Best regards

David Colquhoun
D. Colquhoun FRS
Professor of Pharmacology,
NPP, University College London

20 January 2015

Today I got a reply to the letter (above) that I sent to Eliza Manningham-Buller on 29 December. You can download it.

reply from EMB

I guess it’s not surprising that the reply says nothing helpful.

It endorses the idea that HR should investigate their own practices, an idea that the outside world greets with ridicule.

It reprimands me for making "unprofessional" comments about individuals. That’s what happens when people behave badly. It would be unprofessional to fail to point out what’s going on. It’s the job of journalists to name people. All else is PR.

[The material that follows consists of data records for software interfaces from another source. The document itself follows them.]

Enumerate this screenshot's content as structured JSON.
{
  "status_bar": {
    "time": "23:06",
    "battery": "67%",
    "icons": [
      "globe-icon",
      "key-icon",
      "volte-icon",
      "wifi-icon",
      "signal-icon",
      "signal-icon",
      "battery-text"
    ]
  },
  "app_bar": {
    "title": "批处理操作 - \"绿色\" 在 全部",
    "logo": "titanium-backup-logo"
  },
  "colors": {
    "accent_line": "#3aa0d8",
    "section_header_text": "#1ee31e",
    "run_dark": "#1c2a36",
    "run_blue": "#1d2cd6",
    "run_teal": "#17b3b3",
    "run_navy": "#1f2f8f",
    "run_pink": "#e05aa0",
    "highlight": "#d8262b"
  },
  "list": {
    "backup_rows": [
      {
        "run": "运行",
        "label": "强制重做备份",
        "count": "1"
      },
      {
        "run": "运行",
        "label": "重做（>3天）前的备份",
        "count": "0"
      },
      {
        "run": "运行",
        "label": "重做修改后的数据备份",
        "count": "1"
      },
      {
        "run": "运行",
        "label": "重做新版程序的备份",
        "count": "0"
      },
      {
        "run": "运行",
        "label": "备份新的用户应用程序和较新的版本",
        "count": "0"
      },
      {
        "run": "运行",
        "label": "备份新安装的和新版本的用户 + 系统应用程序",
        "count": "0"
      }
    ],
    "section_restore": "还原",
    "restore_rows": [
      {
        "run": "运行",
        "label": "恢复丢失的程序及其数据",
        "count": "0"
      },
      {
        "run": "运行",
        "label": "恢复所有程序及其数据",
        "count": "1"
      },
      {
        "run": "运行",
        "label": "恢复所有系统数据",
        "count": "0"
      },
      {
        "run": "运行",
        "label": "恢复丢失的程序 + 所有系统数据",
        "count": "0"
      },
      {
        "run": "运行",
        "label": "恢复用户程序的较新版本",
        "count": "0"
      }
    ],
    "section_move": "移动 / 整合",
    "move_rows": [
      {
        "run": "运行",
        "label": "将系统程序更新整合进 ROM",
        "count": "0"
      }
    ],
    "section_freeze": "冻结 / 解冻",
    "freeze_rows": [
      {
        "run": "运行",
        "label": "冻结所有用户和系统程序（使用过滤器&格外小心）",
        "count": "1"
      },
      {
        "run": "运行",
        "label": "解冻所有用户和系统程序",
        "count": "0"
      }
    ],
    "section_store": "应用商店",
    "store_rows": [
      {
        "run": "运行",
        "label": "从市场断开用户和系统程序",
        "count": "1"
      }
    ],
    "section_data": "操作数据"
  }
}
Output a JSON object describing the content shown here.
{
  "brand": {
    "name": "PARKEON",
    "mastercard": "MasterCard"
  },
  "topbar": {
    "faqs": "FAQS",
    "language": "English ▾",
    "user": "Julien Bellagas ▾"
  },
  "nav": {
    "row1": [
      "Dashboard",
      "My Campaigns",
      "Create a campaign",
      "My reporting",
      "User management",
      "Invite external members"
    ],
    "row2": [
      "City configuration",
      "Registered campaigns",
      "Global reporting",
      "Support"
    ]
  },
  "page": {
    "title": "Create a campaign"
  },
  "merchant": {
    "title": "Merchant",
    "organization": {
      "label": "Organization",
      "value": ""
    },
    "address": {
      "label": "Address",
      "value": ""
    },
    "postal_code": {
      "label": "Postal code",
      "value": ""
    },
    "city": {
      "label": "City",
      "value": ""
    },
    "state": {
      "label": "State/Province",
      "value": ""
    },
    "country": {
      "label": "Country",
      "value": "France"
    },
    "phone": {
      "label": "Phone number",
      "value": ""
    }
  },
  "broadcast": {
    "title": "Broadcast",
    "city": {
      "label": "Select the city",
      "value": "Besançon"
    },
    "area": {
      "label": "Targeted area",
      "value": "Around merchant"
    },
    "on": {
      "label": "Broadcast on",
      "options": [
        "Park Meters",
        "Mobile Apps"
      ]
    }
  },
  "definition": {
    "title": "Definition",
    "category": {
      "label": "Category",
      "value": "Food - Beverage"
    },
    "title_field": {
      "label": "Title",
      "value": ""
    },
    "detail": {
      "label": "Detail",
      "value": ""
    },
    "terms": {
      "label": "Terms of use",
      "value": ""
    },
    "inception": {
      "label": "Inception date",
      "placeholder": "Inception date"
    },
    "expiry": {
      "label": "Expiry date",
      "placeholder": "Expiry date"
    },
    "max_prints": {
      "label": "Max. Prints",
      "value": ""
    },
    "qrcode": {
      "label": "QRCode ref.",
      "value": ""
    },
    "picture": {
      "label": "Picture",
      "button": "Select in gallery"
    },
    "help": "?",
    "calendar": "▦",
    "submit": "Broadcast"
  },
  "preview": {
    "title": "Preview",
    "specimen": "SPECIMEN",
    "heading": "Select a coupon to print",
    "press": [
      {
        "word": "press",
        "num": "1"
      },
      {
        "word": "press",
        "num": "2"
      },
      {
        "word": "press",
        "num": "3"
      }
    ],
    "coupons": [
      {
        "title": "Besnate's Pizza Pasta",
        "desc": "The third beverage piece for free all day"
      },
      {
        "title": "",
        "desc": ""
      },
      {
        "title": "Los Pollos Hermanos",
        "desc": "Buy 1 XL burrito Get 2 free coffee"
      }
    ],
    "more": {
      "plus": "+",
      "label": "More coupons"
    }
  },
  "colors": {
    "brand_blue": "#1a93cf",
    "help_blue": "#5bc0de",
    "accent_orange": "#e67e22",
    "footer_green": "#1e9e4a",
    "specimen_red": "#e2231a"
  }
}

It suggests that I may have not followed the Samaritans’ guidelines for reporting of suicide. I’ve read their document and I don’t believe that either I, or Times Higher Education, have breached the guidelines.

The letter says. essentially, please shut up, you are embarrassing Imperial. It’s fascinating to see the rich and powerful close ranks when criticised. But it is very disappointing. It seems to me to be very much in the public interest to have published the last email of Stefan Grimm.

But I guess the last person you’d expect to champion transparency is an ex-head of MI5.

Felix, Imperial’s student newspaper, carried an interesting article Death of Professor Grimm: the world reacts. The events at Imperial have been noted all over the world (at least 170 countries according to my own Google analytics) but the response has been especially big in China. Alienating a country like China seems to me to rank as bringing the College into disrepute.

9 February 2015

Death in Academia and the mis-measurement of science. Good article in Euroscientist by Arren Frood

25 February 2015

I see that Dermot Kelleher is leaving Imperial for the University of British Columbia. Perhaps he hopes that he’ll be able to escape his share of the blame for the death of Stefan Grimm?   Let’s hope, for the sake of UBC, that he’s learned a lesson from the episode.

10 March 2015

The Vancouver Sun has been asking questions. An article by Pamela Fayerman includes the following.

"Recently, Imperial College was engulfed in a controversy involving a tragedy. . . . a medical school professor, Stefan Grimm, took his own life last fall. He left an email that accused unnamed superiors of bullying through demands that he garner more research grants. The “publish or peril” adage that scientists so often cite seems like it may apply in this case.

The college said it would set up an internal inquiry into the circumstances around the toxicology professor’s death, but the results have not been released. UBC provost Dave Farrar said in an interview that the death of the professor at Imperial College was never even discussed during the recruitment process.

Kelleher said in a long distance phone interview that the tragedy had nothing to do with his reasons for leaving Imperial. And he can’t speak about the case since it is currently under review by a coroner."

Well, I guess he would say that, wouldn’t he? Kelleher has been at Imperial for less than three years, and the generous intepretation of his departure is that he didn’t like the bullying regime. It had been going on long before Kelleher arrived, as documented on this blog in in 2007.

It’s interesting to speculate about why he wasn’t asked about Grimm’s death (if that’s true).

Did the University of British Columbia think it was irrelevant?

Or did they want him to establish a similar regime of “performance management” at UBC?

Or were the senior people at UBC not even aware of the incident?

Perhaps the third option is the most likely: it’s only too characteristic of senior managers to be unaware of what’s happening on the shop floor. Just as in banks.

11 March 2015

It’s beginning to look like an exodus. The chair of Imperial’s council, Eliza Manningham-Buller, is also leaving. Despite her condescending response to my inquiries, perhaps she too is scared of what will be revealed about bullying. I just hope that she doesn’t bring Imperial’s ideas about "performance management" to the Wellcome Trust.